__What the task asks__
Give every line below again, exactly.

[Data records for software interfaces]
----------------------------------------
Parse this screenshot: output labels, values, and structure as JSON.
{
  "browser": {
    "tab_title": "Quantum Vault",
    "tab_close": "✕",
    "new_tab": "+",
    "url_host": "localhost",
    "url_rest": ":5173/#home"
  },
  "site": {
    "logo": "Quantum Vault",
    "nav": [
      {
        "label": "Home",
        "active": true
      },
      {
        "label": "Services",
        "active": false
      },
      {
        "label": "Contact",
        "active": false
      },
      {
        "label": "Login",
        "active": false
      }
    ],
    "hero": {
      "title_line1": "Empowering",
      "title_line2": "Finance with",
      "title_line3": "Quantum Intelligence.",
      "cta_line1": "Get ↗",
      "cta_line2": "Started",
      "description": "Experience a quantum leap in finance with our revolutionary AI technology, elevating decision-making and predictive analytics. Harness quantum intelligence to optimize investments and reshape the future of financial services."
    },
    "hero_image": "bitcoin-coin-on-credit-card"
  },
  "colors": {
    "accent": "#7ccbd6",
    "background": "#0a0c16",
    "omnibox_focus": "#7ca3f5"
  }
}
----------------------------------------
__Solution__
Parse this screenshot: output labels, values, and structure as JSON.
{
  "browser": {
    "tab_title": "Quantum Vault",
    "tab_close": "✕",
    "new_tab": "+",
    "url_host": "localhost",
    "url_rest": ":5173/#home"
  },
  "site": {
    "logo": "Quantum Vault",
    "nav": [
      {
        "label": "Home",
        "active": true
      },
      {
        "label": "Services",
        "active": false
      },
      {
        "label": "Contact",
        "active": false
      },
      {
        "label": "Login",
        "active": false
      }
    ],
    "hero": {
      "title_line1": "Empowering",
      "title_line2": "Finance with",
      "title_line3": "Quantum Intelligence.",
      "cta_line1": "Get ↗",
      "cta_line2": "Started",
      "description": "Experience a quantum leap in finance with our revolutionary AI technology, elevating decision-making and predictive analytics. Harness quantum intelligence to optimize investments and reshape the future of financial services."
    },
    "hero_image": "bitcoin-coin-on-credit-card"
  },
  "colors": {
    "accent": "#7ccbd6",
    "background": "#0a0c16",
    "omnibox_focus": "#7ca3f5"
  }
}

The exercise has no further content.